PDP holds its annual convention

PDPCatching up: Party president Tshering Tobgay talks to supporters and members at yesterday’s convention

The People’s Democratic Party (PDP) introduced 12 new candidates, and shared its vision for the country with around 700 supporters and members from all the districts, who gathered in the capital yesterday for the party’s annual convention. The supporters, mostly elders, listened attentively to the speeches made by the party president and candidates, and interacted vibrantly, when given the opportunity to speak. “It’s overwhelming to see so many supporters showing up for the convention,” party president Tshering Tobgay said, who also spoke briefly on the [... Read More]

Out on the hustings

While the electorate, particularly in urban areas, are still expressing opinions on who came out on top in Wednesday evening’s live TV debate amongst the party presidents, the parties themselves are shifting gear to get into campaign mode. There is still one more live TV debate to go amongst the parties, which will be held today, but party representatives, instead of the presidents, will be at the helm. It should still draw the audience, because the debate topic is about local, national and global issues [... Read More]

Presenting the party presidents

It would be no exaggeration to say that last evening almost every TV set in the country was tuned to watch the live debate amongst the presidents of the four political parties, and the question and answer session that followed. There was a palpable sense of excitement among the electorate on how the presidents would fare, being pitched against one another in an open debate for everyone to see. And, since it was the leader of parties contesting to form the next government, expectations were [... Read More]

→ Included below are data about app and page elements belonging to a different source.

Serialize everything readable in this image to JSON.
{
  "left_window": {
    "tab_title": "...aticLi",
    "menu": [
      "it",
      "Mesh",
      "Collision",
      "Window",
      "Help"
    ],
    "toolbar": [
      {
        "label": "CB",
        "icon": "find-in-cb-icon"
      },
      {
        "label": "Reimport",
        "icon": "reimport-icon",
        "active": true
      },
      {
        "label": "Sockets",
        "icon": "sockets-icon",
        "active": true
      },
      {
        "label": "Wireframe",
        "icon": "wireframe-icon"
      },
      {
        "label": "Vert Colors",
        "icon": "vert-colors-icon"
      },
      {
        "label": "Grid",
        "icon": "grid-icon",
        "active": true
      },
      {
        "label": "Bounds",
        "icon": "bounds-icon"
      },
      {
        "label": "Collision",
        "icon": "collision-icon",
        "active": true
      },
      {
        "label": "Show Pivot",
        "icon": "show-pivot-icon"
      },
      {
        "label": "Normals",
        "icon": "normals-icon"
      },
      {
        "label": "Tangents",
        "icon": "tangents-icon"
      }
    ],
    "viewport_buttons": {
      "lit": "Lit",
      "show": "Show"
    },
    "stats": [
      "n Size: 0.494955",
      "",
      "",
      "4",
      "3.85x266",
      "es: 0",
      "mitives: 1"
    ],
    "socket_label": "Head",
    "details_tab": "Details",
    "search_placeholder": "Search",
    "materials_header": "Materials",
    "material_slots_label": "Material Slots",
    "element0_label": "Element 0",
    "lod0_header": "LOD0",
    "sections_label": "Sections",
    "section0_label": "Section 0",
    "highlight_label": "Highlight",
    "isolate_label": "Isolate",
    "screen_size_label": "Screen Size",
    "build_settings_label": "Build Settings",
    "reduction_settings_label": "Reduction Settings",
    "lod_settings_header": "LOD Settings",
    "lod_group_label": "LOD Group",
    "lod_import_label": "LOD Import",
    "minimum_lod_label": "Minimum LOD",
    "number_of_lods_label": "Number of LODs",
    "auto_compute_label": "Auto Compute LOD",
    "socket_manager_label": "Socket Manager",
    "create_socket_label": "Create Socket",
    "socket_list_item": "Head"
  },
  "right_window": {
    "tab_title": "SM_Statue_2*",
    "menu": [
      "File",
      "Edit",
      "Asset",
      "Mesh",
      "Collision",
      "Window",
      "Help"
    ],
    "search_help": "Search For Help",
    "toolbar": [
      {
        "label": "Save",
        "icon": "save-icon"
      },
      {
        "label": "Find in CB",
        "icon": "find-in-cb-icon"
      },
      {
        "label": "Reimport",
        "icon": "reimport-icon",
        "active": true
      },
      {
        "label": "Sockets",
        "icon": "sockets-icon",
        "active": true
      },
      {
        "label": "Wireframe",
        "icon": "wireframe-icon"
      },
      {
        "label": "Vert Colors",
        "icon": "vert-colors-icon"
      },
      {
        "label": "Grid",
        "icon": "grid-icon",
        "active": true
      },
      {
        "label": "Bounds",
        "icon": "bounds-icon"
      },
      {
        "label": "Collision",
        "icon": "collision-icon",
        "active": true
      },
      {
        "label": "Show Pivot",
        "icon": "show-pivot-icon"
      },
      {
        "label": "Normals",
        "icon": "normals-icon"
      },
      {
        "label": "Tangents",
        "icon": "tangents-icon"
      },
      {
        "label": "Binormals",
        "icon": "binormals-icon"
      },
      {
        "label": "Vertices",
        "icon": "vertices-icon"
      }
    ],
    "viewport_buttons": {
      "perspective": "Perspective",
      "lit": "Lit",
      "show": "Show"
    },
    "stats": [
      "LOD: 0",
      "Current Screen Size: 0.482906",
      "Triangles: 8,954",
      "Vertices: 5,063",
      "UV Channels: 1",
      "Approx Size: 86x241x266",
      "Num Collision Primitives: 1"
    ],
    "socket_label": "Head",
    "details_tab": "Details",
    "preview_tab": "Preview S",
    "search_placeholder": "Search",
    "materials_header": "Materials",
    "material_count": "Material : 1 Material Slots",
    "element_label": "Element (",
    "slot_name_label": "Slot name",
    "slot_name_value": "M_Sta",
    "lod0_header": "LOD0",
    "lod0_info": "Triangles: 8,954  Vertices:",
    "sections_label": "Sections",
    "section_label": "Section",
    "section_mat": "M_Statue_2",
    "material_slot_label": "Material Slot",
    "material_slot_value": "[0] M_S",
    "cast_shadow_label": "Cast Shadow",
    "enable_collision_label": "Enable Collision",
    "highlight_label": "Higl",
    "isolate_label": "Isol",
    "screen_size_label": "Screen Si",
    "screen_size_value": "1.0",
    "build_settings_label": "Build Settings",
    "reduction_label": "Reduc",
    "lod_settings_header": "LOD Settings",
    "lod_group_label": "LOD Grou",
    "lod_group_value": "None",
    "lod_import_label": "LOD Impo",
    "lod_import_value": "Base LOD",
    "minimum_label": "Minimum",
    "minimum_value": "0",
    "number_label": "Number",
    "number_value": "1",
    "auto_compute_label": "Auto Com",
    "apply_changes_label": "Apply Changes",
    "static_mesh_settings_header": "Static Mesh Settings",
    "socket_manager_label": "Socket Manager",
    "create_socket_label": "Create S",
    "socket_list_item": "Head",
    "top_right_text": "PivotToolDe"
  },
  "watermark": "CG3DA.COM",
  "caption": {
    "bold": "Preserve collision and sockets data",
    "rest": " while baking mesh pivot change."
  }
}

Even the bested has a role to play

Many, following developments of the political parties and the processes, were disheartened to see of one of the five in the race tail away recently. To watch a party that did what it could to make it to the primary round of National Assembly election being screened out, before they could even hit the racetrack, indeed brings a sense of anticlimax. The primary round was one platform, from which a political party could gauge itself and feel, to an extent, the pulse of the electorate. [... Read More]

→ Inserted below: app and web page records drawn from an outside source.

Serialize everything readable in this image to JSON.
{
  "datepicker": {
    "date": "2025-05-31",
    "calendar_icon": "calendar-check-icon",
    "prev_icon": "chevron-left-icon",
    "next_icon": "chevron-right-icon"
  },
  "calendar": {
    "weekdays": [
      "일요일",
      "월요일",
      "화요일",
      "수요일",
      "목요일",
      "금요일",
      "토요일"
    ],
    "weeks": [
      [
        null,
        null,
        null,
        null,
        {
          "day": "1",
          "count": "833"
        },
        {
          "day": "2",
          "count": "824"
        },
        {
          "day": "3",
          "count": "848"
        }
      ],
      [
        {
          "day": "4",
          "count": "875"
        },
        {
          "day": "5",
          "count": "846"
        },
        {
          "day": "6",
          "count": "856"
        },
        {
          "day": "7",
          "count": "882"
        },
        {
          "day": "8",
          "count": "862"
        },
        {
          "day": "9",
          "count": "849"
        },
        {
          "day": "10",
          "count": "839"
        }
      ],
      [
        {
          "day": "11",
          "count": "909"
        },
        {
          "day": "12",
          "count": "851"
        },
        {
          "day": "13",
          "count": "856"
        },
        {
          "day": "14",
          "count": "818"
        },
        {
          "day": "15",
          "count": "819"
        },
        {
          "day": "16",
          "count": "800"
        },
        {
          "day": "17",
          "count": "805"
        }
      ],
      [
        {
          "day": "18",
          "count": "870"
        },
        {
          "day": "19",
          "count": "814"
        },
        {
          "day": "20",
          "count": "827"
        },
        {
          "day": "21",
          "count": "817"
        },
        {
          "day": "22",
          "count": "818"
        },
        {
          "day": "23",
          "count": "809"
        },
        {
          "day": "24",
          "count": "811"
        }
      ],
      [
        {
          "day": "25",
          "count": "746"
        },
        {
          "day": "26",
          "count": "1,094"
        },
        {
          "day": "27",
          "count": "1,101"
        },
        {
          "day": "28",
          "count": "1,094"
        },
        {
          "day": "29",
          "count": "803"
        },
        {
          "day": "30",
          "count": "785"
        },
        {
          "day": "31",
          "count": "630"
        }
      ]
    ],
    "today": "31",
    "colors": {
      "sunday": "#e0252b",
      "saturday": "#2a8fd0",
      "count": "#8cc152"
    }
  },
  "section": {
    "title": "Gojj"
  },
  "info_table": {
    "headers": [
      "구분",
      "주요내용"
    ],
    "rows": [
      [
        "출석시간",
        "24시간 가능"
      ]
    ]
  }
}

And then there were four …

Last evening, as news spread that Bhutan Kuen Nyam party (BKP) had been disqualified from contesting the primary round since it did not have candidates from Gasa dzongkhag, the electorate reacted with empathy. A little while later, homes across the country watched in silence as BKP’s president, through a live broadcast on BBS, responded with calm and composure to the devastating news, gathered from social media, about the disqualification. At the BKP office, party members and supporters had broken down in tears. The media had [... Read More]

The ‘fun’ has just begun

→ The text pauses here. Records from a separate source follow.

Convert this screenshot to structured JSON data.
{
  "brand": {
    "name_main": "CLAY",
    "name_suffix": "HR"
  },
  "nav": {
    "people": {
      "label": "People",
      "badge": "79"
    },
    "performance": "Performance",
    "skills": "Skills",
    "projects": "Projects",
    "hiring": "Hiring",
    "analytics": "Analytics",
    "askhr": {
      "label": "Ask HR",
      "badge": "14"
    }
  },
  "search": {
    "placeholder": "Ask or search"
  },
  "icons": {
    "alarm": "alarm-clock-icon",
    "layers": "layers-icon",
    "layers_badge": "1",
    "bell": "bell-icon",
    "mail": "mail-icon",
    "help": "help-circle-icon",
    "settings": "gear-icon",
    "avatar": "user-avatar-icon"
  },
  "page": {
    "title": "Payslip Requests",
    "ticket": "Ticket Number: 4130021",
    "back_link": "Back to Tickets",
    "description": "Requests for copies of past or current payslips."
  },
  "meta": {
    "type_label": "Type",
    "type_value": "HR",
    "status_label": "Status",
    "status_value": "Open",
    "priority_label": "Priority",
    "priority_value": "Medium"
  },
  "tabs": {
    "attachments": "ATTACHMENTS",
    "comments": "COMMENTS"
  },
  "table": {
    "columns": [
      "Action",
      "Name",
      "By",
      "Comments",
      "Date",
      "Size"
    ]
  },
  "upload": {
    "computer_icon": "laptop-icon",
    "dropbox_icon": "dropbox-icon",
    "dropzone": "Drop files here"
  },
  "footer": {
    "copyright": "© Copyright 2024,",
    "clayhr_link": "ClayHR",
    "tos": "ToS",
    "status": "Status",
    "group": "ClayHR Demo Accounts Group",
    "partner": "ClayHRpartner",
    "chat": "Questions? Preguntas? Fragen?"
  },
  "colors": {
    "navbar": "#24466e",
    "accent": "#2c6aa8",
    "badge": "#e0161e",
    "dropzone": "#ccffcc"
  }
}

What a day it was for some political parties yesterday, racing against time to drop their letters of intent at the doors of the election commission. Shaky hands holding lofty documents in one hand and mobile phones of fitful rings in the other, functionaries of some political parties were running from one place to another on a pedestrian Sunday to have the documents bound or covered. Never would have party workers been so awestruck than finding out how well the very regulation the government crafted [... Read More]

The pre-primary prerequisite

There is barely any time left for parties to submit their letter of intent to contest the primary round, but the drama is not quite over. Yesterday, a doctor of the JDWNR hospital coughed up a cheque of Nu 6.2M to the royal civil service commission, to pay off his service obligations and join politics. Another party was busy looking into whether they need to make a last minute change of a candidate announced a day earlier, lest the election commission disqualify them. At least [... Read More]